Superhero tales, these days, tend to fall into two categories: origin stories or sequels. And Marvel’s “Daredevil,” launching today on Netflix, does not escape that trap; especially because it’s not just the story of how Matt Murdock, blind and orphaned, became Hell Kitchen’s guardian angel, but the kick-off for an entire multi-series franchise of shows drawn from the rich universe of Marvel Comics.
Yet the show is full of surprises, and not just a few shocking deaths and character choices (which are in abundance over the course of the first season). But overall, “Daredevil” proves fully committed to creating a world outside the Marvel universe, one racked with crime, corruption and a few good people looking to make the world a better place. Only one of them has anything along the lines of superpowers, but that doesn’t make them any less valuable.
The basics: Matt Murdock (Charlie Cox) is on the surface a young, blind lawyer working with his partner Foggy Nelson (Elder Henson) to defend the underdogs of Hell’s Kitchen, Manhattan. Catch Matt at night, and you’ll learn that he’s also a masked vigilante looking for justice on his own terms. Despite the extrasensory talents developed after his loss of sight, that’s a tough battle given that Wilson Fisk (Vincent D’Onofrio) is looking to take over the criminal underworld of New York one bomb or brutal murder at a time.
Anyone who’s passionate about superhero tales, at this point, has a certain level of exhaustion with origin stories. But “Daredevil” makes the smart choice to dole it out slowly over the course of the season, while also drawing us further and further into the same New York City where Iron Man and Captain America live. There’s no denying that a previous softness for the Marvel Cinematic Universe goes a long way toward warming the heart for this show, but what makes it so compelling is that the events of things like the first “Avengers” film are treated as backdrop for ordinary lives.
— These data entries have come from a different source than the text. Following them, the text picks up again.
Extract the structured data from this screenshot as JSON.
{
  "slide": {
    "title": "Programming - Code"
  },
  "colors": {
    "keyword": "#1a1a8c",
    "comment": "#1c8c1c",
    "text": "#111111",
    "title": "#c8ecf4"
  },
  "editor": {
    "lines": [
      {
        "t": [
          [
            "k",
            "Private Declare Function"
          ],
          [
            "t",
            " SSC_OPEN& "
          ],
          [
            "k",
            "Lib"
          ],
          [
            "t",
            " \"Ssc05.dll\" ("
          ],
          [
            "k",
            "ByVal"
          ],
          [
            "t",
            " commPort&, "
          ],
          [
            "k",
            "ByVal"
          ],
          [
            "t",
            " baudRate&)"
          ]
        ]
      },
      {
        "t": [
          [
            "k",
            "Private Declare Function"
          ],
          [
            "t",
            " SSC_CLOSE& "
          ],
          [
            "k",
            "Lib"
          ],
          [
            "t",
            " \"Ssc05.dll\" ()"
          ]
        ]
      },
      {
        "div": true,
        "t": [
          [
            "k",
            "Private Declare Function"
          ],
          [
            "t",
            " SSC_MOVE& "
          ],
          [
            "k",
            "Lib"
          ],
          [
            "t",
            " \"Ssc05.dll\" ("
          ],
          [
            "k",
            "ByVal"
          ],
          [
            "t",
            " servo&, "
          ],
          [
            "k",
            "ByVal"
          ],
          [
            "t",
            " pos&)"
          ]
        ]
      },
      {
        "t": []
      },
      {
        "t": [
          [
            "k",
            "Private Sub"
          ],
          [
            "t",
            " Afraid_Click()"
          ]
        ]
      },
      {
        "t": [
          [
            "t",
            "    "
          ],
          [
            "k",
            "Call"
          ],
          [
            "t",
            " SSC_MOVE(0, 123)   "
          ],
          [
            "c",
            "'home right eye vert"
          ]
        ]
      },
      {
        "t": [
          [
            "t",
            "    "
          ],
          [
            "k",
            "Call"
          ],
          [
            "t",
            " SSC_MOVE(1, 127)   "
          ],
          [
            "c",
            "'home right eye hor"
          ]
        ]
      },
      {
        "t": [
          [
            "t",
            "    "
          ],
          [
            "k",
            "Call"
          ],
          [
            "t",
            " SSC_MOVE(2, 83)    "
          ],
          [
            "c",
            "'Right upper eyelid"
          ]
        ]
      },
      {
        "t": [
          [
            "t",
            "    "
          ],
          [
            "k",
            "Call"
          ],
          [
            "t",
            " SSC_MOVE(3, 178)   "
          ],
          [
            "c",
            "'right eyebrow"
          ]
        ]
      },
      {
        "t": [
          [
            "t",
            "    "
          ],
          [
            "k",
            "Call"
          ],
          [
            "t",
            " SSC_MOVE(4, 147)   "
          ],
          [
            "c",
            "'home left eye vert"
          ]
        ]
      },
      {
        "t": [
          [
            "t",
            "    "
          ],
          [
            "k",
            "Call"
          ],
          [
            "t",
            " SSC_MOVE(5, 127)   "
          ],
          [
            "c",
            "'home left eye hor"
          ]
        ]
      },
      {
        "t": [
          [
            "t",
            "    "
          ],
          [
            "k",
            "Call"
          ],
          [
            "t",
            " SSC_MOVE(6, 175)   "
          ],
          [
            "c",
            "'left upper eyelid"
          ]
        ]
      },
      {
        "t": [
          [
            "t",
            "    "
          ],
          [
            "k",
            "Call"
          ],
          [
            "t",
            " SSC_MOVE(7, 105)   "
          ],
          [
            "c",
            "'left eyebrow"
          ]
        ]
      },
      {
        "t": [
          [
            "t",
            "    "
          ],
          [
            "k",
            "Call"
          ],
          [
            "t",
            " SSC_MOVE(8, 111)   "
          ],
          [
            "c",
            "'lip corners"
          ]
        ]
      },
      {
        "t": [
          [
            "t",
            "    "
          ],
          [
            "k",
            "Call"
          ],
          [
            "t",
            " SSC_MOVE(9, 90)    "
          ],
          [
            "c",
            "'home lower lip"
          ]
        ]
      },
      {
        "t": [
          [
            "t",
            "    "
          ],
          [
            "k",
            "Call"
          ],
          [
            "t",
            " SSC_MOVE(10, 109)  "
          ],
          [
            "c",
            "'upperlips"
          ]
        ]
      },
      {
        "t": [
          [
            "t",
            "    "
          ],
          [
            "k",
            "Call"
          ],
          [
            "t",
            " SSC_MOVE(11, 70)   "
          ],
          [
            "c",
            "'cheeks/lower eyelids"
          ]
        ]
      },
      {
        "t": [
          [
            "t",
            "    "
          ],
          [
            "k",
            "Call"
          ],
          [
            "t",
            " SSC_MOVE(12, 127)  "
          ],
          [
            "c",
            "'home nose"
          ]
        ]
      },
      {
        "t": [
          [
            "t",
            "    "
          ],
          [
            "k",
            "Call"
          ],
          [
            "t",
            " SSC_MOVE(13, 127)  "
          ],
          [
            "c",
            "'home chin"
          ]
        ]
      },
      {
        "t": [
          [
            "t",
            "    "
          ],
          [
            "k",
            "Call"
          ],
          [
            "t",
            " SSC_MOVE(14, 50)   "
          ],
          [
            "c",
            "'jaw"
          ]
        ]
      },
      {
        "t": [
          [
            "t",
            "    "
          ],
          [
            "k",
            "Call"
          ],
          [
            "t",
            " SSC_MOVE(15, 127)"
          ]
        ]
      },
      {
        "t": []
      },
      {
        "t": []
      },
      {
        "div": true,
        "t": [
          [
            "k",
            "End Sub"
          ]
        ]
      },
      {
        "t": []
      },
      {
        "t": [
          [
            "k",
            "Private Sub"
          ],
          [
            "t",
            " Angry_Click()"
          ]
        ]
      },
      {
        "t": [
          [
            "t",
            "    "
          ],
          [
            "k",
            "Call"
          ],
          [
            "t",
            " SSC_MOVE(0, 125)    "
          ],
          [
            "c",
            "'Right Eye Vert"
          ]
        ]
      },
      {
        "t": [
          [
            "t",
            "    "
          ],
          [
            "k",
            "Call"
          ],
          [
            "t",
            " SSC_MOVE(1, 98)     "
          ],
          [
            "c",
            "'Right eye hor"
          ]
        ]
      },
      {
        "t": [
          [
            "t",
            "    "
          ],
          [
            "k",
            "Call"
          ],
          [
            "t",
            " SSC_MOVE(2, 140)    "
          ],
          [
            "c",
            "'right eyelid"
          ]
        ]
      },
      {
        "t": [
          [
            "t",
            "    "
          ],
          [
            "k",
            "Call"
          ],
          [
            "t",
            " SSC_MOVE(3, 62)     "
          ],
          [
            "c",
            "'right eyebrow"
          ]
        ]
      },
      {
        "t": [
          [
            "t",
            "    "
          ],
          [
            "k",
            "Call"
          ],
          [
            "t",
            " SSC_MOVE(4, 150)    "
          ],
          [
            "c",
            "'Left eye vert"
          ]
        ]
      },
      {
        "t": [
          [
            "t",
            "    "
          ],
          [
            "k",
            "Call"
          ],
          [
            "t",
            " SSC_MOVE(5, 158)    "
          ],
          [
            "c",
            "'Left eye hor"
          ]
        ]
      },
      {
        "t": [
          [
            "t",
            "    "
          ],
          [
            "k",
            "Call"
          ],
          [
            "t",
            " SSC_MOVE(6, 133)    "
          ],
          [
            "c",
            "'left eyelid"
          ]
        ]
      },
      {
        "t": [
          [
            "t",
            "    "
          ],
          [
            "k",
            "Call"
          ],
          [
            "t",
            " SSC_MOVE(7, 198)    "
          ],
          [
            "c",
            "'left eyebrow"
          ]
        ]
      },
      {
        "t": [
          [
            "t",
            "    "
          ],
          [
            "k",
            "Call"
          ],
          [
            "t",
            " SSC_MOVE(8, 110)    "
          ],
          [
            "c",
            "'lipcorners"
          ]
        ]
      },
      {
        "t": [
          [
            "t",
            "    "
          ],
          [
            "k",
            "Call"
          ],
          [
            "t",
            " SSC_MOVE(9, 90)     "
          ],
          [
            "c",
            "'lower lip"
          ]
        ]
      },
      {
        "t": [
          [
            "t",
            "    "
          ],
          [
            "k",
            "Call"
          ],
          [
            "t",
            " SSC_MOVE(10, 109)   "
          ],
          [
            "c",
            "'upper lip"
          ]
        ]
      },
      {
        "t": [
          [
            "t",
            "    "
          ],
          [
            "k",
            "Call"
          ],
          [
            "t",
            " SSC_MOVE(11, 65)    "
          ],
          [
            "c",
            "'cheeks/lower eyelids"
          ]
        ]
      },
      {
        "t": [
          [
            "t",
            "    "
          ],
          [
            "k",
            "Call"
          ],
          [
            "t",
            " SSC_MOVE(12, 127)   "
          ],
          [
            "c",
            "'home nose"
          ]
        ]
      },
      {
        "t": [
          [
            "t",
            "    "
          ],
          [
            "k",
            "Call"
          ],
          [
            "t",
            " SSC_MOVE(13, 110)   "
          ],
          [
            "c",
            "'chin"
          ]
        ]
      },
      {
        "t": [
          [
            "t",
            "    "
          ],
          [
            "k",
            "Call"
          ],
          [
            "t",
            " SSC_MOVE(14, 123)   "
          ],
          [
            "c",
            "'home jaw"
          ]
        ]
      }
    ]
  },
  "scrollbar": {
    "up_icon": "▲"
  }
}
You know what happens when the Hulk smashes his way through mid-town Manhattan? Even years later, people are still cleaning up the damage, and the writers behind “Daredevil” use it not just as an opportunity to connect their show with a billion-dollar franchise, but to bring a fascinating real-world component to the show. The Hulk smashes through a building. Someone needs to repair it. What kind of corruption and grift might occur as a result?
Oh, and also, what kind of violence? “Daredevil” easily exists in the grey space between PG-13 and R, and though most of its truly grotesque moments occur off-screen (and thus, in the audience’s imagination) young kids should be aware that “Daredevil” has a lot more in common with “Oldboy” than “Agents of SHIELD” by design. Some of the fight scenes are brutal. Some of them are beautiful. All of them stack up as some of the best-realized fight scenes I’ve seen in a television context. (If you disagree, then you clearly weren’t watching the end of Episode 2 with your glasses on.)
Steven S. DeKnight, who previously served as creator of Starz’s “Spartacus” empire, is running the show here and is on the record as saying “The Wire” was an inspiration. (See our upcoming interview with him for more details.) While the show doesn’t have that level of subtlety, it is fully committed to exploring the elements of the “Daredevil” world that lend itself to a crime procedural place. After all, Matt and Foggy are lawyers, and there’s no shortage of that component.
One of the most impressive things about “Daredevil,” overall, is how well it commits to building its own universe within an already pretty-well-established one. If you’ve never seen a Marvel movie, but wanted to check out the show, you wouldn’t be lost at all.
Especially because — prepare for the obligatory singing of praises of the cast — there’s not a member of this ensemble who feels out of place. Stand-outs include the both vulnerable and vicious D’Onofrio as the soon-to-be Kingpin of crime, and Vondie Curtis-Hall as investigative reporter Ben Ulrich, who adds gritty realism to the proceedings. Oh! And in a perfect world, Rosario Dawson would be in every episode of “Daredevil” (hell, in a very different but maybe also perfect world, Rosario Dawson would be Daredevil), but here she still offers up sanity and balance in the chaos and violence that these 13 episodes unroll.
Charlie Cox simply owns the role of Matt Murdock, backflipping over one of those incredibly tough challenges for a British performer — making us believe he’s 100 percent American. He sinks so perfectly into the role that (as much as we might love Ben Affleck) he makes us forget the 2003 film ever existed.
The only real trouble “Daredevil” faces is that despite its clearly defined hero’s quest to stand up for the beaten and depressed, it might not truly dig deep into the sort of broader theme that elevates fun television to the sort of great television we’ve increasingly come to expect from the medium. It’s rich with character development, don’t get me wrong — honestly, there’s a point where you almost feel that you understand the supervillain better than the superhero — and offers up a lot of entertainment along the way. It’s just not “The Wire.” And perhaps that’s foolish, to expect that of a television show, but the thing that we love about television these days, is that it can surprise us.